Lisa (Diane Kruger) and Julien (Vincent Lindon) have the perfect existence: still passionately in love, with a beautiful young son and a wonderful life ahead of them. But their lives are shattered when, out of the blue, Lisa is arrested for the brutal murder of a colleague. Found guilty and sentenced to 20 years in prison, the couple's world collapses into a frenzy of fear and paranoia. Julien, convinced of his wife's innocence, embarks on a mission so perilous it will risk the lives of everyone he loves: he will stop at nothing to daringly break her out of prison. With the police tracking his every move, and only his own certainty of his wife's innocence to rely upon, how far will Julien go to save her? And at what cost? The most riveting thriller of the year will leave you on the edge of your seat.
Just About Anything
- Anything for Her review by Jawbreaker
(2) of (3) members found this review helpful.
You rated this film: 4
This is a fine French drama that avoids the well-trodden path of proving innocence amidst an unfolding courtroom battle.
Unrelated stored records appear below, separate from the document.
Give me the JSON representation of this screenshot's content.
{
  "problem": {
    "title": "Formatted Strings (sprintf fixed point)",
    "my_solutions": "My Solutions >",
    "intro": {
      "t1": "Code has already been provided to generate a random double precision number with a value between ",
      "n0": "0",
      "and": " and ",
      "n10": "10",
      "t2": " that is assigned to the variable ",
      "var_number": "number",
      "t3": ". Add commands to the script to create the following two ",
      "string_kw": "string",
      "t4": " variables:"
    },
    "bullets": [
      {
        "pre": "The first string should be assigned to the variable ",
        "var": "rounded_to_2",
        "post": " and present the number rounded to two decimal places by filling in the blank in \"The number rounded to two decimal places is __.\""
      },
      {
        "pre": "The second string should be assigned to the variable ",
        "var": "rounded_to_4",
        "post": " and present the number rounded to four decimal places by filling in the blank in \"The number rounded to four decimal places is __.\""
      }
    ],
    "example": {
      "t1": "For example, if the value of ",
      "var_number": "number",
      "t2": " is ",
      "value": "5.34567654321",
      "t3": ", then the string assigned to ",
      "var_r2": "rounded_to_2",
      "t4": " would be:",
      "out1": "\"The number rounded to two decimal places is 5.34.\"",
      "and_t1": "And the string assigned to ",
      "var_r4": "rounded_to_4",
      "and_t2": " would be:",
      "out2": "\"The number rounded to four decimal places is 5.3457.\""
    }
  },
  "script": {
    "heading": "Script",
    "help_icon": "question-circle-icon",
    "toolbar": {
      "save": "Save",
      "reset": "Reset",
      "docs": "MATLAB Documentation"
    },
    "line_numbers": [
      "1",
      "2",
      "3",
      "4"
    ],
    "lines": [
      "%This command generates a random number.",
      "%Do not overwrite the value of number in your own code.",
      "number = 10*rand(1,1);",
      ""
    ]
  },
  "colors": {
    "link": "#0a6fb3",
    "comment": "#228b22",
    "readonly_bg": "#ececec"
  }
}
Instead Julien must seek alternative means to reunite his family having exhausted all legal avenues. His love for his wife and his son are more important to him than his extended family, career and lifestyle. Escaping is simple but remaining out of reach of the law is the real difficulty. We follow Julien as he tries to forge a plan and assemble the instruments he requires. Anything For Her raises the moral issue of what we would do for a loved one and our family. Arguably this is a question we could not answer ourselves unless trapped in a similar predicament.
Original - and better - version of 'The Next Three Days'
- Anything for Her review by RP
(0) of (0) members found this review helpful.
You rated this film: 3
This is the original film from which the 2010 remake 'The Next Three Days' starring Russell Crowe was taken. Having seen both films I think I prefer this original French version. Why? Well, it's not as glossy nor quite as silly. Yes, both films are silly because the underlying supposition is that a man-in-the-street (in this case, a teacher) can break his wife out of prison and escape to foreign lands. Clearly, it's all a drama – but the Russell Crowe version has him buying a gun, learning to use a 'bump' key, opening car doors with a half tennis ball, outwitting the police – and generally playing Russell Crowe. The story in both versions is almost identical and many of the scenes are the same – but the emphasis is quite different. Here, the action is more understated and the emphasis is on the love and affection between the unjustly imprisoned wife and her husband and the prison-break story is more straightforward, has less trickery and is less centre stage than the Hollywood variant. Worth watching – I enjoyed it – and it's certainly worth 3/5 stars. For the record, I gave the silly US remake 2/5 stars.